Unemployment trust fund; Another state trooper injured

Report gives more warnings about Illinois’ unemployment trust fund debt

The University of Illinois’ Institute of Government and Public Affairs has released a report examining the debt in the state’s unemployment insurance trust fund. It highlighted a number of concerning problems in the way the state managed the fund both before and after the pandemic hit. Illinois’ unemployment insurance trust fund ran up a deficit of more than $4 billion, and did not pay it back before the deadline to avoid accumulating interest. Paying back the debt could now require either higher taxes on employer paychecks, lower benefits to unemployed workers, or both.

The report found that before the pandemic hit, Illinois distributed unemployment benefits without saving enough money to continue paying benefits in the event of a severe crisis. When that crisis hit in March 2020 and hundreds of thousands of Illinoisans lost their jobs due to the pandemic shutdowns, the state had to borrow billions from Washington D.C. in order to pay the additional claims. Illinois unemployment was higher during the pandemic than other states, and we recently learned that more than half of the unemployment funds paid out by the state may have gone to fraudulent actors rather than unemployed Illinoisans who needed the help.

The state budget which passed on a party-line vote back in the spring could have appropriated enough funds to pay down this deficit, but instead left a $1.8 billion hole which will have to be made up somehow. We should not raise taxes on jobs, nor should we cut unemployment benefits for those who need them.

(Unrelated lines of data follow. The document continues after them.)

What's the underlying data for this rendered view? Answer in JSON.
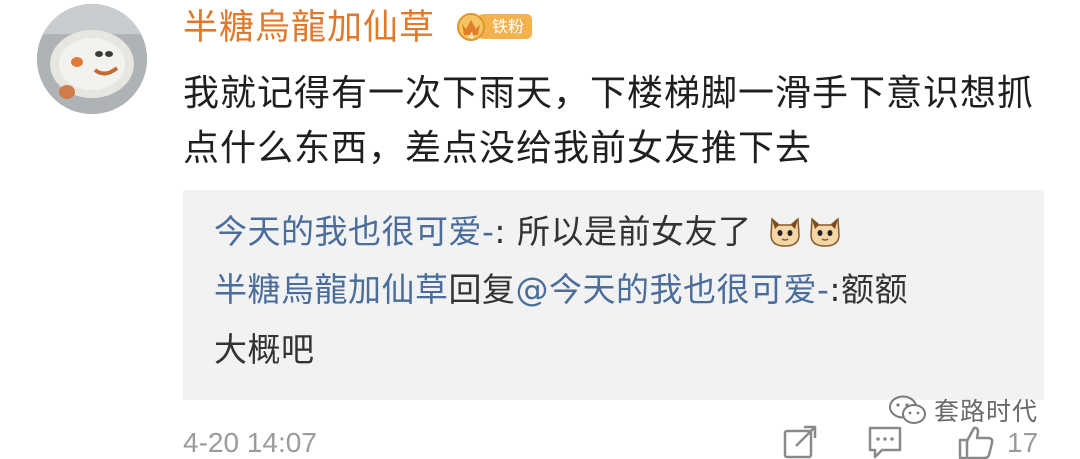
{
  "comment": {
    "username": "半糖烏龍加仙草",
    "fan_badge": "铁粉",
    "text": "我就记得有一次下雨天，下楼梯脚一滑手下意识想抓点什么东西，差点没给我前女友推下去",
    "timestamp": "4-20 14:07",
    "like_count": "17"
  },
  "replies": [
    {
      "author": "今天的我也很可爱-",
      "separator": ": ",
      "text": "所以是前女友了"
    },
    {
      "author": "半糖烏龍加仙草",
      "reply_word": "回复",
      "mention": "@今天的我也很可爱-",
      "text_line1": ":额额",
      "text_line2": "大概吧"
    }
  ],
  "watermark": {
    "text": "套路时代"
  },
  "colors": {
    "username": "#e0792b",
    "reply_author": "#4a6d9c",
    "meta_gray": "#9b9b9b",
    "reply_bg": "#f2f2f2",
    "badge_bg": "#f3b24c"
  },
  "icons": {
    "share": "share-icon",
    "comment": "comment-icon",
    "like": "thumbs-up-icon",
    "badge": "crown-icon",
    "watermark": "wechat-icon"
  }
}
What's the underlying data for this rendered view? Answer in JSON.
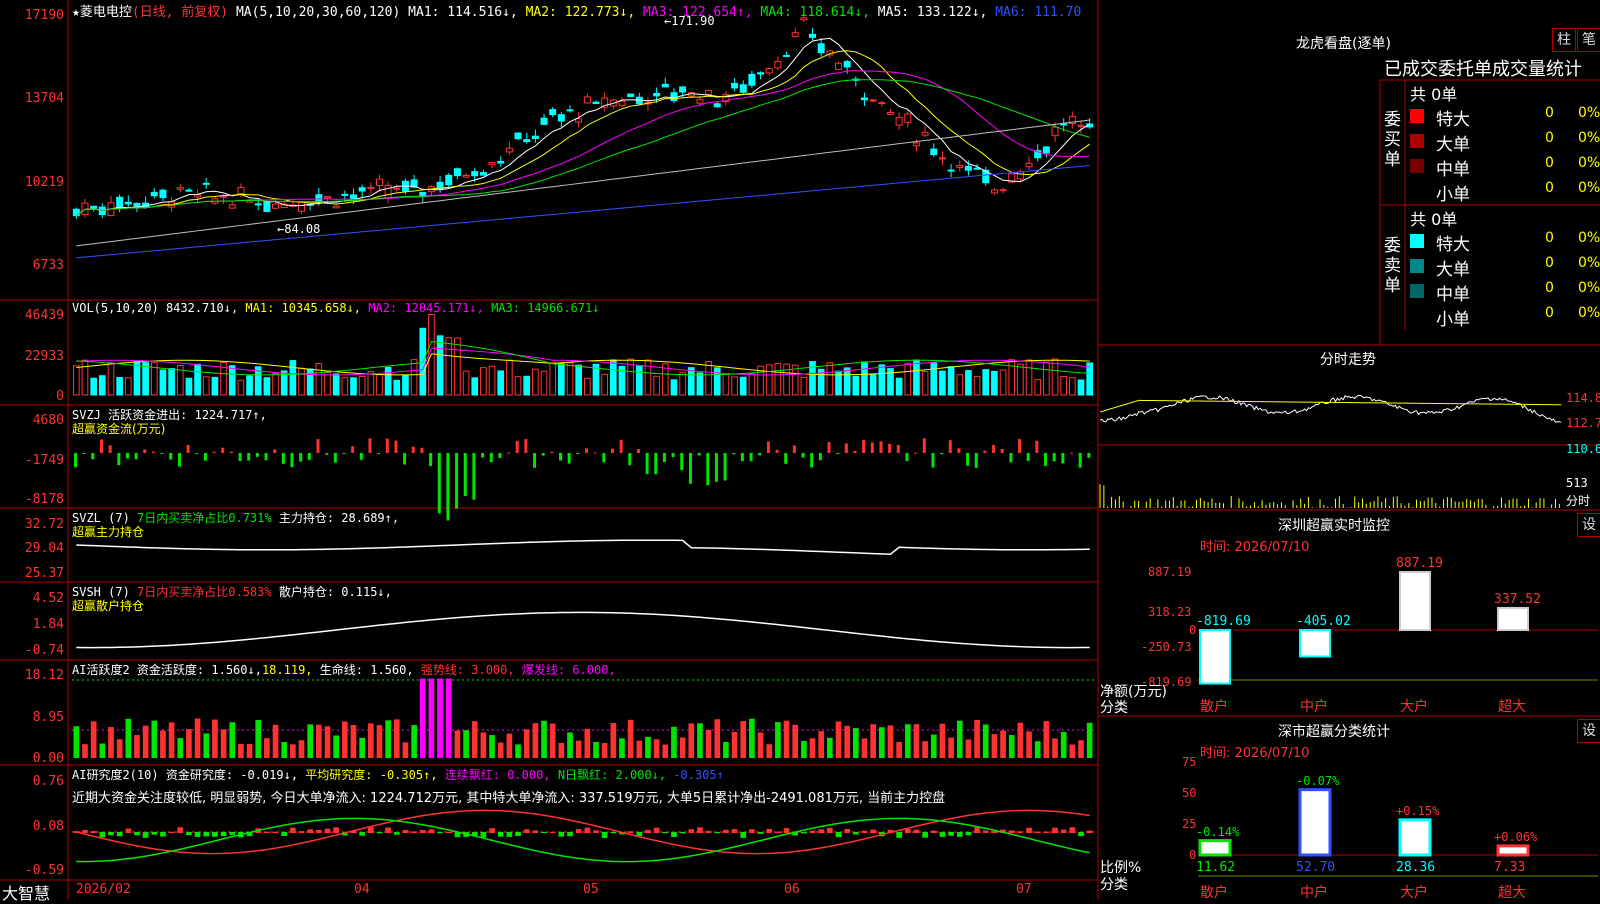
{
  "main_header": {
    "name": "★菱电电控",
    "mode": "(日线, 前复权)",
    "ma_label": "MA(5,10,20,30,60,120)",
    "ma1": "MA1: 114.516↓,",
    "ma2": "MA2: 122.773↓,",
    "ma3": "MA3: 122.654↑,",
    "ma4": "MA4: 118.614↓,",
    "ma5": "MA5: 133.122↓,",
    "ma6": "MA6: 111.70"
  },
  "main_y": [
    "17190",
    "13704",
    "10219",
    "6733"
  ],
  "annotations": {
    "high": "171.90",
    "low": "84.08"
  },
  "vol_header": {
    "label": "VOL(5,10,20)",
    "v": "8432.710↓,",
    "ma1": "MA1: 10345.658↓,",
    "ma2": "MA2: 12045.171↓,",
    "ma3": "MA3: 14966.671↓"
  },
  "vol_y": [
    "46439",
    "22933",
    "0"
  ],
  "svzj_header": {
    "label": "SVZJ",
    "t1": "活跃资金进出: 1224.717↑,",
    "t2": "超赢资金流(万元)"
  },
  "svzj_y": [
    "4680",
    "-1749",
    "-8178"
  ],
  "svzl_header": {
    "label": "SVZL (7)",
    "t1": "7日内买卖净占比0.731%",
    "t2": "主力持仓: 28.689↑,",
    "t3": "超赢主力持仓"
  },
  "svzl_y": [
    "32.72",
    "29.04",
    "25.37"
  ],
  "svsh_header": {
    "label": "SVSH (7)",
    "t1": "7日内买卖净占比0.583%",
    "t2": "散户持仓: 0.115↓,",
    "t3": "超赢散户持仓"
  },
  "svsh_y": [
    "4.52",
    "1.84",
    "-0.74"
  ],
  "ai1_header": {
    "label": "AI活跃度2",
    "t1": "资金活跃度: 1.560↓,",
    "t2": "18.119,",
    "t3": "生命线: 1.560,",
    "t4": "强势线: 3.000,",
    "t5": "爆发线: 6.000,"
  },
  "ai1_y": [
    "18.12",
    "8.95",
    "0.00"
  ],
  "ai2_header": {
    "label": "AI研究度2(10)",
    "t1": "资金研究度: -0.019↓,",
    "t2": "平均研究度: -0.305↑,",
    "t3": "连续飘红: 0.000,",
    "t4": "N日飘红: 2.000↓,",
    "t5": "-0.305↑"
  },
  "ai2_text": "近期大资金关注度较低, 明显弱势, 今日大单净流入: 1224.712万元, 其中特大单净流入: 337.519万元, 大单5日累计净出-2491.081万元, 当前主力控盘",
  "ai2_y": [
    "0.76",
    "0.08",
    "-0.59"
  ],
  "x_axis": {
    "brand": "大智慧",
    "labels": [
      "2026/02",
      "04",
      "05",
      "06",
      "07"
    ]
  },
  "longhu": {
    "title": "龙虎看盘(逐单)",
    "btn1": "柱",
    "btn2": "笔",
    "subtitle": "已成交委托单成交量统计",
    "buy_side": "委买单",
    "sell_side": "委卖单",
    "buy_total": "共 0单",
    "sell_total": "共 0单",
    "buy_rows": [
      {
        "label": "特大",
        "n": "0",
        "p": "0%",
        "color": "#ff0000"
      },
      {
        "label": "大单",
        "n": "0",
        "p": "0%",
        "color": "#aa0000"
      },
      {
        "label": "中单",
        "n": "0",
        "p": "0%",
        "color": "#770000"
      },
      {
        "label": "小单",
        "n": "0",
        "p": "0%",
        "color": ""
      }
    ],
    "sell_rows": [
      {
        "label": "特大",
        "n": "0",
        "p": "0%",
        "color": "#00ffff"
      },
      {
        "label": "大单",
        "n": "0",
        "p": "0%",
        "color": "#008888"
      },
      {
        "label": "中单",
        "n": "0",
        "p": "0%",
        "color": "#006666"
      },
      {
        "label": "小单",
        "n": "0",
        "p": "0%",
        "color": ""
      }
    ]
  },
  "fenshi": {
    "title": "分时走势",
    "y": [
      "114.8",
      "112.7",
      "110.6"
    ],
    "vol": "513",
    "vol_unit": "分时"
  },
  "sz_monitor": {
    "title": "深圳超赢实时监控",
    "btn": "设",
    "time": "时间: 2026/07/10",
    "y": [
      "887.19",
      "318.23",
      "0",
      "-250.73",
      "-819.69"
    ],
    "unit": "净额(万元)",
    "cat_label": "分类",
    "cats": [
      "散户",
      "中户",
      "大户",
      "超大"
    ],
    "values": [
      -819.69,
      -405.02,
      887.19,
      337.52
    ],
    "labels": [
      "-819.69",
      "-405.02",
      "887.19",
      "337.52"
    ]
  },
  "sz_stats": {
    "title": "深市超赢分类统计",
    "btn": "设",
    "time": "时间: 2026/07/10",
    "y": [
      "75",
      "50",
      "25",
      "0"
    ],
    "unit": "比例%",
    "cat_label": "分类",
    "cats": [
      "散户",
      "中户",
      "大户",
      "超大"
    ],
    "values": [
      11.62,
      52.7,
      28.36,
      7.33
    ],
    "vlabels": [
      "11.62",
      "52.70",
      "28.36",
      "7.33"
    ],
    "changes": [
      "-0.14%",
      "-0.07%",
      "+0.15%",
      "+0.06%"
    ]
  },
  "colors": {
    "up": "#ff3232",
    "down": "#00ffff",
    "grid": "#b00000"
  }
}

This report shows that Illinois has to do better.

Another state trooper injured in crash – please be careful!

A couple of weeks ago I told you about the 14th crash this year involving an Illinois State Police vehicle which was stopped to assist a motorist in distress. I am sorry to tell you that since then we have had a 15th and now a 16th crash involving a trooper who was stopped on the roadside. In the latest incident, a state trooper was injured and hospitalized when a squad car was hit on Route 45 in Kankakee County last weekend. The driver whom the trooper was assisting was also injured in the crash. The alleged drunk driver who struck the trooper’s vehicle has been charged.

A state law called “Scott’s Law” requires drivers to move over and slow down when a first-responder vehicle is on the side of the road with its emergency lights activated. These include such vehicles as police cars, fire trucks, ambulances and tow trucks. The law is named for a firefighter who was killed while responding to an accident in 2000.

Violating Scott’s Law can lead to significant fines and restrictions on driving privileges. A violation which causes an injury or death is a Class 4 felony which can carry a sentence of up to one to three years in prison. Please be careful on the roadways and keep our first responders safe.

Crescent City Cash Bash

The Crescent City Fire Department recently held their annual cash bash. They had a wonderful turnout and some excellent pork chops. I appreciate hearing the stories, family updates, concerns, questions and the conversations. There were a lot of good, hard-working people present to support the community. It was a well done event for a very good cause!  Thank you for your important service to the community.

Reminder about Gibson City Town Hall

My Gibson City town hall meeting is coming up on Tuesday night August 30 at the Moyer District Library at 618 S. Sangamon Avenue in Gibson City at 5:30 p.m. If you have a question or a comment about the recent legislative session, or need help with a state agency, I hope you will stop by.

How much do we owe?

As of the time of this writing, the State of Illinois owes $1,711,796,644 in unpaid bills to state vendors. One year ago, the backlog stood at $4.1 billion. This figure represents the amount of bills submitted to the office of the Comptroller and still awaiting payment. It does not include debts that can only be estimated, such as our unfunded pension liability which is subject to a wide range of factors and has been estimated to be more than $141 billion.

Did You Know?

The famous 1858 Lincoln-Douglas debates came about only after Abraham Lincoln followed the much more well-known Senator Stephen Douglas around the state for months offering rebuttals to Douglas’ speeches. After Douglas spoke Lincoln stood up and told the crowd to come back in a few hours to hear his response. Lincoln’s speeches came to be so popular that he started threatening to draw bigger crowds than Douglas, prompting the Senator to agree to debates in order to dispatch his challenger directly. The rest is history.

More news from around the state

ComEd to give back $38 million in wake of Madigan scandal, but critic says it falls short

Rules of the road for stopping for Illinois school buses

Illinois income and property tax rebate: are you eligible?

Illinois Pork Producers offering CDL scholarship program

Application period open for Open Space Land Acquisition and Development grants for parks

State Fire Marshal now taking applications for Small Equipment Grant Program